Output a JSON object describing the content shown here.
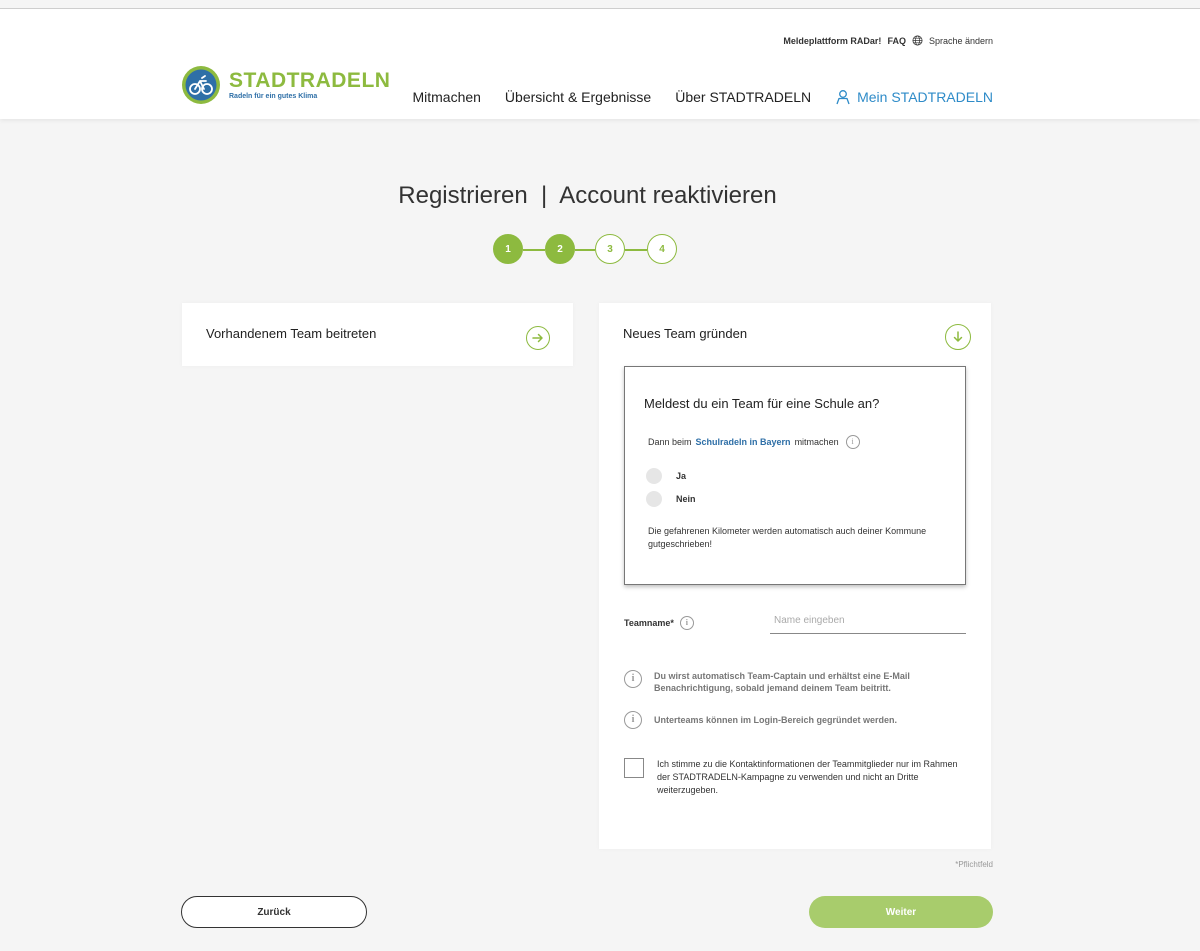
{
  "header": {
    "meta_links": {
      "reporting_platform": "Meldeplattform RADar!",
      "faq": "FAQ",
      "language": "Sprache ändern"
    },
    "logo": {
      "name": "STADTRADELN",
      "claim": "Radeln für ein gutes Klima"
    },
    "nav": {
      "participate": "Mitmachen",
      "overview": "Übersicht & Ergebnisse",
      "about": "Über STADTRADELN",
      "account": "Mein STADTRADELN"
    },
    "colors": {
      "brand_green": "#8dba3f",
      "brand_blue": "#2e6fa7",
      "link_blue": "#2e8bc8"
    }
  },
  "page": {
    "title": "Registrieren  |  Account reaktivieren",
    "steps": [
      {
        "label": "1",
        "state": "done"
      },
      {
        "label": "2",
        "state": "done"
      },
      {
        "label": "3",
        "state": "open"
      },
      {
        "label": "4",
        "state": "open"
      }
    ]
  },
  "join_team": {
    "title": "Vorhandenem Team beitreten",
    "icon": "arrow-right-circle-icon"
  },
  "new_team": {
    "title": "Neues Team gründen",
    "icon": "arrow-down-circle-icon",
    "school": {
      "question": "Meldest du ein Team für eine Schule an?",
      "sub_prefix": "Dann beim",
      "sub_link": "Schulradeln in Bayern",
      "sub_suffix": "mitmachen",
      "options": {
        "yes": "Ja",
        "no": "Nein"
      },
      "note": "Die gefahrenen Kilometer werden automatisch auch deiner Kommune gutgeschrieben!"
    },
    "team_name": {
      "label": "Teamname*",
      "placeholder": "Name eingeben",
      "value": ""
    },
    "hints": {
      "captain": "Du wirst automatisch Team-Captain und erhältst eine E-Mail Benachrichtigung, sobald jemand deinem Team beitritt.",
      "subteams": "Unterteams können im Login-Bereich gegründet werden."
    },
    "consent": "Ich stimme zu die Kontaktinformationen der Teammitglieder nur im Rahmen der STADTRADELN-Kampagne zu verwenden und nicht an Dritte weiterzugeben."
  },
  "footer": {
    "required_note": "*Pflichtfeld",
    "back": "Zurück",
    "next": "Weiter"
  }
}
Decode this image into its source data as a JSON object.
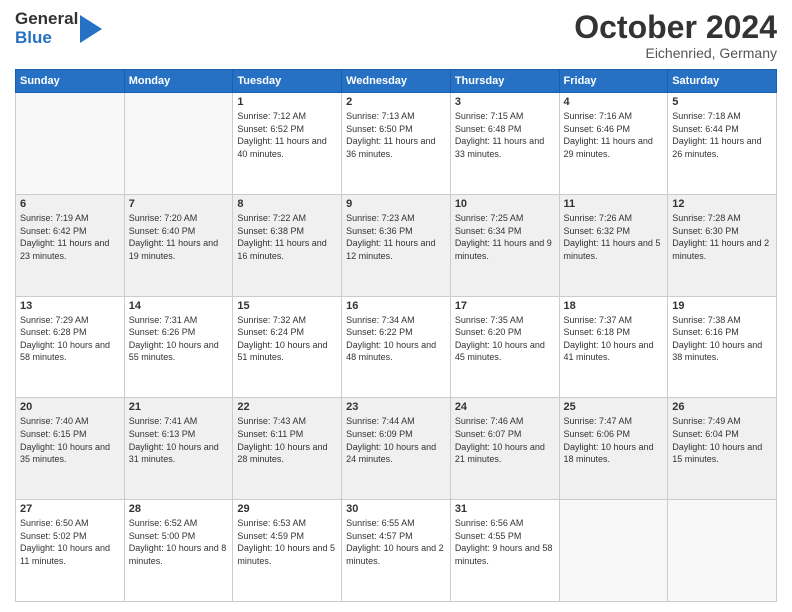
{
  "header": {
    "logo_line1": "General",
    "logo_line2": "Blue",
    "month": "October 2024",
    "location": "Eichenried, Germany"
  },
  "days_of_week": [
    "Sunday",
    "Monday",
    "Tuesday",
    "Wednesday",
    "Thursday",
    "Friday",
    "Saturday"
  ],
  "weeks": [
    [
      {
        "day": "",
        "info": ""
      },
      {
        "day": "",
        "info": ""
      },
      {
        "day": "1",
        "info": "Sunrise: 7:12 AM\nSunset: 6:52 PM\nDaylight: 11 hours and 40 minutes."
      },
      {
        "day": "2",
        "info": "Sunrise: 7:13 AM\nSunset: 6:50 PM\nDaylight: 11 hours and 36 minutes."
      },
      {
        "day": "3",
        "info": "Sunrise: 7:15 AM\nSunset: 6:48 PM\nDaylight: 11 hours and 33 minutes."
      },
      {
        "day": "4",
        "info": "Sunrise: 7:16 AM\nSunset: 6:46 PM\nDaylight: 11 hours and 29 minutes."
      },
      {
        "day": "5",
        "info": "Sunrise: 7:18 AM\nSunset: 6:44 PM\nDaylight: 11 hours and 26 minutes."
      }
    ],
    [
      {
        "day": "6",
        "info": "Sunrise: 7:19 AM\nSunset: 6:42 PM\nDaylight: 11 hours and 23 minutes."
      },
      {
        "day": "7",
        "info": "Sunrise: 7:20 AM\nSunset: 6:40 PM\nDaylight: 11 hours and 19 minutes."
      },
      {
        "day": "8",
        "info": "Sunrise: 7:22 AM\nSunset: 6:38 PM\nDaylight: 11 hours and 16 minutes."
      },
      {
        "day": "9",
        "info": "Sunrise: 7:23 AM\nSunset: 6:36 PM\nDaylight: 11 hours and 12 minutes."
      },
      {
        "day": "10",
        "info": "Sunrise: 7:25 AM\nSunset: 6:34 PM\nDaylight: 11 hours and 9 minutes."
      },
      {
        "day": "11",
        "info": "Sunrise: 7:26 AM\nSunset: 6:32 PM\nDaylight: 11 hours and 5 minutes."
      },
      {
        "day": "12",
        "info": "Sunrise: 7:28 AM\nSunset: 6:30 PM\nDaylight: 11 hours and 2 minutes."
      }
    ],
    [
      {
        "day": "13",
        "info": "Sunrise: 7:29 AM\nSunset: 6:28 PM\nDaylight: 10 hours and 58 minutes."
      },
      {
        "day": "14",
        "info": "Sunrise: 7:31 AM\nSunset: 6:26 PM\nDaylight: 10 hours and 55 minutes."
      },
      {
        "day": "15",
        "info": "Sunrise: 7:32 AM\nSunset: 6:24 PM\nDaylight: 10 hours and 51 minutes."
      },
      {
        "day": "16",
        "info": "Sunrise: 7:34 AM\nSunset: 6:22 PM\nDaylight: 10 hours and 48 minutes."
      },
      {
        "day": "17",
        "info": "Sunrise: 7:35 AM\nSunset: 6:20 PM\nDaylight: 10 hours and 45 minutes."
      },
      {
        "day": "18",
        "info": "Sunrise: 7:37 AM\nSunset: 6:18 PM\nDaylight: 10 hours and 41 minutes."
      },
      {
        "day": "19",
        "info": "Sunrise: 7:38 AM\nSunset: 6:16 PM\nDaylight: 10 hours and 38 minutes."
      }
    ],
    [
      {
        "day": "20",
        "info": "Sunrise: 7:40 AM\nSunset: 6:15 PM\nDaylight: 10 hours and 35 minutes."
      },
      {
        "day": "21",
        "info": "Sunrise: 7:41 AM\nSunset: 6:13 PM\nDaylight: 10 hours and 31 minutes."
      },
      {
        "day": "22",
        "info": "Sunrise: 7:43 AM\nSunset: 6:11 PM\nDaylight: 10 hours and 28 minutes."
      },
      {
        "day": "23",
        "info": "Sunrise: 7:44 AM\nSunset: 6:09 PM\nDaylight: 10 hours and 24 minutes."
      },
      {
        "day": "24",
        "info": "Sunrise: 7:46 AM\nSunset: 6:07 PM\nDaylight: 10 hours and 21 minutes."
      },
      {
        "day": "25",
        "info": "Sunrise: 7:47 AM\nSunset: 6:06 PM\nDaylight: 10 hours and 18 minutes."
      },
      {
        "day": "26",
        "info": "Sunrise: 7:49 AM\nSunset: 6:04 PM\nDaylight: 10 hours and 15 minutes."
      }
    ],
    [
      {
        "day": "27",
        "info": "Sunrise: 6:50 AM\nSunset: 5:02 PM\nDaylight: 10 hours and 11 minutes."
      },
      {
        "day": "28",
        "info": "Sunrise: 6:52 AM\nSunset: 5:00 PM\nDaylight: 10 hours and 8 minutes."
      },
      {
        "day": "29",
        "info": "Sunrise: 6:53 AM\nSunset: 4:59 PM\nDaylight: 10 hours and 5 minutes."
      },
      {
        "day": "30",
        "info": "Sunrise: 6:55 AM\nSunset: 4:57 PM\nDaylight: 10 hours and 2 minutes."
      },
      {
        "day": "31",
        "info": "Sunrise: 6:56 AM\nSunset: 4:55 PM\nDaylight: 9 hours and 58 minutes."
      },
      {
        "day": "",
        "info": ""
      },
      {
        "day": "",
        "info": ""
      }
    ]
  ]
}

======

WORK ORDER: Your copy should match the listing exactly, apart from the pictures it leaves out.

EXERCISE OUTPUT:
Output a JSON object describing the content shown here.
{
  "header": {
    "meta_links": {
      "reporting_platform": "Meldeplattform RADar!",
      "faq": "FAQ",
      "language": "Sprache ändern"
    },
    "logo": {
      "name": "STADTRADELN",
      "claim": "Radeln für ein gutes Klima"
    },
    "nav": {
      "participate": "Mitmachen",
      "overview": "Übersicht & Ergebnisse",
      "about": "Über STADTRADELN",
      "account": "Mein STADTRADELN"
    },
    "colors": {
      "brand_green": "#8dba3f",
      "brand_blue": "#2e6fa7",
      "link_blue": "#2e8bc8"
    }
  },
  "page": {
    "title": "Registrieren  |  Account reaktivieren",
    "steps": [
      {
        "label": "1",
        "state": "done"
      },
      {
        "label": "2",
        "state": "done"
      },
      {
        "label": "3",
        "state": "open"
      },
      {
        "label": "4",
        "state": "open"
      }
    ]
  },
  "join_team": {
    "title": "Vorhandenem Team beitreten",
    "icon": "arrow-right-circle-icon"
  },
  "new_team": {
    "title": "Neues Team gründen",
    "icon": "arrow-down-circle-icon",
    "school": {
      "question": "Meldest du ein Team für eine Schule an?",
      "sub_prefix": "Dann beim",
      "sub_link": "Schulradeln in Bayern",
      "sub_suffix": "mitmachen",
      "options": {
        "yes": "Ja",
        "no": "Nein"
      },
      "note": "Die gefahrenen Kilometer werden automatisch auch deiner Kommune gutgeschrieben!"
    },
    "team_name": {
      "label": "Teamname*",
      "placeholder": "Name eingeben",
      "value": ""
    },
    "hints": {
      "captain": "Du wirst automatisch Team-Captain und erhältst eine E-Mail Benachrichtigung, sobald jemand deinem Team beitritt.",
      "subteams": "Unterteams können im Login-Bereich gegründet werden."
    },
    "consent": "Ich stimme zu die Kontaktinformationen der Teammitglieder nur im Rahmen der STADTRADELN-Kampagne zu verwenden und nicht an Dritte weiterzugeben."
  },
  "footer": {
    "required_note": "*Pflichtfeld",
    "back": "Zurück",
    "next": "Weiter"
  }
}
Decode this image into its source data as a JSON object.
{
  "header": {
    "logo_line1": "General",
    "logo_line2": "Blue",
    "month": "October 2024",
    "location": "Eichenried, Germany"
  },
  "days_of_week": [
    "Sunday",
    "Monday",
    "Tuesday",
    "Wednesday",
    "Thursday",
    "Friday",
    "Saturday"
  ],
  "weeks": [
    [
      {
        "day": "",
        "info": ""
      },
      {
        "day": "",
        "info": ""
      },
      {
        "day": "1",
        "info": "Sunrise: 7:12 AM\nSunset: 6:52 PM\nDaylight: 11 hours and 40 minutes."
      },
      {
        "day": "2",
        "info": "Sunrise: 7:13 AM\nSunset: 6:50 PM\nDaylight: 11 hours and 36 minutes."
      },
      {
        "day": "3",
        "info": "Sunrise: 7:15 AM\nSunset: 6:48 PM\nDaylight: 11 hours and 33 minutes."
      },
      {
        "day": "4",
        "info": "Sunrise: 7:16 AM\nSunset: 6:46 PM\nDaylight: 11 hours and 29 minutes."
      },
      {
        "day": "5",
        "info": "Sunrise: 7:18 AM\nSunset: 6:44 PM\nDaylight: 11 hours and 26 minutes."
      }
    ],
    [
      {
        "day": "6",
        "info": "Sunrise: 7:19 AM\nSunset: 6:42 PM\nDaylight: 11 hours and 23 minutes."
      },
      {
        "day": "7",
        "info": "Sunrise: 7:20 AM\nSunset: 6:40 PM\nDaylight: 11 hours and 19 minutes."
      },
      {
        "day": "8",
        "info": "Sunrise: 7:22 AM\nSunset: 6:38 PM\nDaylight: 11 hours and 16 minutes."
      },
      {
        "day": "9",
        "info": "Sunrise: 7:23 AM\nSunset: 6:36 PM\nDaylight: 11 hours and 12 minutes."
      },
      {
        "day": "10",
        "info": "Sunrise: 7:25 AM\nSunset: 6:34 PM\nDaylight: 11 hours and 9 minutes."
      },
      {
        "day": "11",
        "info": "Sunrise: 7:26 AM\nSunset: 6:32 PM\nDaylight: 11 hours and 5 minutes."
      },
      {
        "day": "12",
        "info": "Sunrise: 7:28 AM\nSunset: 6:30 PM\nDaylight: 11 hours and 2 minutes."
      }
    ],
    [
      {
        "day": "13",
        "info": "Sunrise: 7:29 AM\nSunset: 6:28 PM\nDaylight: 10 hours and 58 minutes."
      },
      {
        "day": "14",
        "info": "Sunrise: 7:31 AM\nSunset: 6:26 PM\nDaylight: 10 hours and 55 minutes."
      },
      {
        "day": "15",
        "info": "Sunrise: 7:32 AM\nSunset: 6:24 PM\nDaylight: 10 hours and 51 minutes."
      },
      {
        "day": "16",
        "info": "Sunrise: 7:34 AM\nSunset: 6:22 PM\nDaylight: 10 hours and 48 minutes."
      },
      {
        "day": "17",
        "info": "Sunrise: 7:35 AM\nSunset: 6:20 PM\nDaylight: 10 hours and 45 minutes."
      },
      {
        "day": "18",
        "info": "Sunrise: 7:37 AM\nSunset: 6:18 PM\nDaylight: 10 hours and 41 minutes."
      },
      {
        "day": "19",
        "info": "Sunrise: 7:38 AM\nSunset: 6:16 PM\nDaylight: 10 hours and 38 minutes."
      }
    ],
    [
      {
        "day": "20",
        "info": "Sunrise: 7:40 AM\nSunset: 6:15 PM\nDaylight: 10 hours and 35 minutes."
      },
      {
        "day": "21",
        "info": "Sunrise: 7:41 AM\nSunset: 6:13 PM\nDaylight: 10 hours and 31 minutes."
      },
      {
        "day": "22",
        "info": "Sunrise: 7:43 AM\nSunset: 6:11 PM\nDaylight: 10 hours and 28 minutes."
      },
      {
        "day": "23",
        "info": "Sunrise: 7:44 AM\nSunset: 6:09 PM\nDaylight: 10 hours and 24 minutes."
      },
      {
        "day": "24",
        "info": "Sunrise: 7:46 AM\nSunset: 6:07 PM\nDaylight: 10 hours and 21 minutes."
      },
      {
        "day": "25",
        "info": "Sunrise: 7:47 AM\nSunset: 6:06 PM\nDaylight: 10 hours and 18 minutes."
      },
      {
        "day": "26",
        "info": "Sunrise: 7:49 AM\nSunset: 6:04 PM\nDaylight: 10 hours and 15 minutes."
      }
    ],
    [
      {
        "day": "27",
        "info": "Sunrise: 6:50 AM\nSunset: 5:02 PM\nDaylight: 10 hours and 11 minutes."
      },
      {
        "day": "28",
        "info": "Sunrise: 6:52 AM\nSunset: 5:00 PM\nDaylight: 10 hours and 8 minutes."
      },
      {
        "day": "29",
        "info": "Sunrise: 6:53 AM\nSunset: 4:59 PM\nDaylight: 10 hours and 5 minutes."
      },
      {
        "day": "30",
        "info": "Sunrise: 6:55 AM\nSunset: 4:57 PM\nDaylight: 10 hours and 2 minutes."
      },
      {
        "day": "31",
        "info": "Sunrise: 6:56 AM\nSunset: 4:55 PM\nDaylight: 9 hours and 58 minutes."
      },
      {
        "day": "",
        "info": ""
      },
      {
        "day": "",
        "info": ""
      }
    ]
  ]
}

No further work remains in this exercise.